“We had a number of citizens reach out to us and brought to it our attention,” Humphreys said. “At this point, we don’t see any evidence of a criminal violation. It appears that speech is protected under the Constitution.”

Graber, originally from Bend, Oregon, leads the Sure Foundation Baptist Church’s Spokane location at 307 W. Francis Ave.

According to its own website, Sure Foundation Baptist Church is an independent and explicitly anti-LGBTQ church that does not allow gay people in its attendance. The church adheres to strict beliefs around the Bible and believes in going back to “the old paths.”

First founded in Vancouver, Washington, in 2016 as a satellite church of Verity Baptist Church, of Sacramento, California, Sure Foundation later became independent in 2018 under the leadership of Pastor Aaron Thompson. The church is connected to the New Independent Fundamental Baptist movement, which is described as a “loose network of approximately 30+ independent churches” that share similar anti-Semitic and anti-LGBTQ beliefs, according to the Anti-Defamation League.

Sure Foundation Baptist Church’s YouTube page includes various online sermons, some of which mock Jewish beliefs.

The Southern Poverty Law Center identified the church as a hate group with chapters in Washington and Hawaii in 2021.

It’s not clear how big the church’s Spokane following is, although it describes itself as a “small but growing family of like minded believers.”

It’s not the first time Graber has made anti-LGBTQ threats. In another video that’s since been removed, Graber called for the public execution of gay people with either stones or rifles and urged preachers to send gay people “back into the closet where they belong.”

Pastor Thompson was criticized in the Columbian newspaper in Vancouver for anti-LGBTQ comments after the Club Q shooting in Colorado Springs in 2022.

Hate crimes occur when someone causes physical injury to someone, damages property or makes threats that cause a person or group to fear for their safety or property based on their race, color, faith, nationality, gender sexual orientation, disability or other identities.

Deciding when something is a “hate crime” can be difficult, Humphreys said.

“If they named somebody, then that crosses over to a true threat to somebody,” Humphreys said. “It’s shocking to everybody because the words are so hateful, but it doesn’t mean they’re necessarily criminal words.”

This difference is central to our First Amendment rights, said Gonzaga professor Kristine Hoover, former leader of the university’s Center for Hate Studies.

“The struggle of silencing anyone’s voice is a problem,” she said. “At the same time, there are also consequences for the speech we choose to use.

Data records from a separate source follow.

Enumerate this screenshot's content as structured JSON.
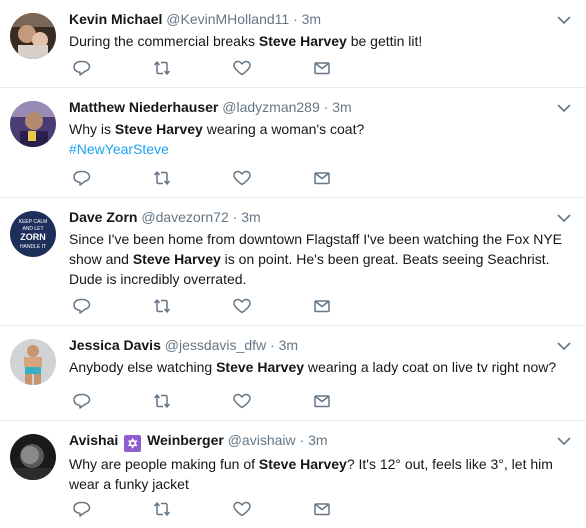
{
  "tweets": [
    {
      "name": "Kevin Michael",
      "handle": "@KevinMHolland11",
      "separator": "·",
      "time": "3m",
      "avatar_icon": "avatar-person-baby",
      "text_parts": [
        "During the commercial breaks ",
        "Steve Harvey",
        " be gettin lit!"
      ]
    },
    {
      "name": "Matthew Niederhauser",
      "handle": "@ladyzman289",
      "separator": "·",
      "time": "3m",
      "avatar_icon": "avatar-person-purple",
      "text_parts": [
        "Why is ",
        "Steve Harvey",
        " wearing a woman's coat?"
      ],
      "hashtag": "#NewYearSteve"
    },
    {
      "name": "Dave Zorn",
      "handle": "@davezorn72",
      "separator": "·",
      "time": "3m",
      "avatar_icon": "avatar-zorn-badge",
      "avatar_text": [
        "KEEP CALM",
        "AND LET",
        "ZORN",
        "HANDLE IT"
      ],
      "text_parts": [
        "Since I've been home from downtown Flagstaff I've been watching the Fox NYE show and ",
        "Steve Harvey",
        " is on point.  He's been great.  Beats seeing Seachrist.  Dude is incredibly overrated."
      ]
    },
    {
      "name": "Jessica Davis",
      "handle": "@jessdavis_dfw",
      "separator": "·",
      "time": "3m",
      "avatar_icon": "avatar-person-fitness",
      "text_parts": [
        "Anybody else watching ",
        "Steve Harvey",
        " wearing a lady coat on live tv right now?"
      ]
    },
    {
      "name_first": "Avishai",
      "name_emoji": "✡",
      "name_last": "Weinberger",
      "handle": "@avishaiw",
      "separator": "·",
      "time": "3m",
      "avatar_icon": "avatar-person-bw",
      "text_parts": [
        "Why are people making fun of ",
        "Steve Harvey",
        "? It's 12° out, feels like 3°, let him wear a funky jacket"
      ]
    }
  ],
  "icons": {
    "reply": "reply-icon",
    "retweet": "retweet-icon",
    "like": "heart-icon",
    "dm": "envelope-icon",
    "more": "chevron-down-icon"
  },
  "colors": {
    "text": "#14171a",
    "secondary": "#657786",
    "link": "#1da1f2",
    "icon": "#657786",
    "divider": "#e6ecf0"
  }
}
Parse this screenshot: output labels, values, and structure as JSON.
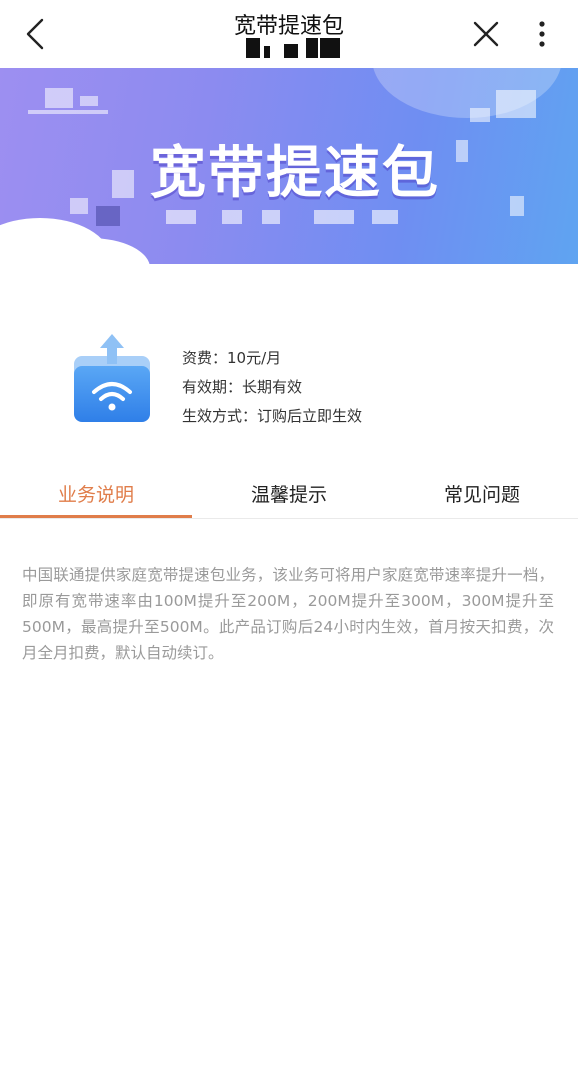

In my opinion, this is the work we are called to do as engaged citizens in our community. We cannot turn a blind eye to this.”

Veradale United Church of Christ Rev. Gen Heywood, who co-authored the letter condemning Graber, said that she and other religious leaders stand with the parents of transgender children, some of whom attend her church.

While Graber may not be suspected of a criminal act, Heywood sees his language as “connected to the continuing rise of violence, or suggested violence,” against the LGBTQ community.

“Further, as people of many faiths and organizations of conscience, we ask every citizen to step back from any ideology that uses violence and intimidation, and to prayerfully consider what constitutes responsible public speech,” Heywood and her co-authors wrote.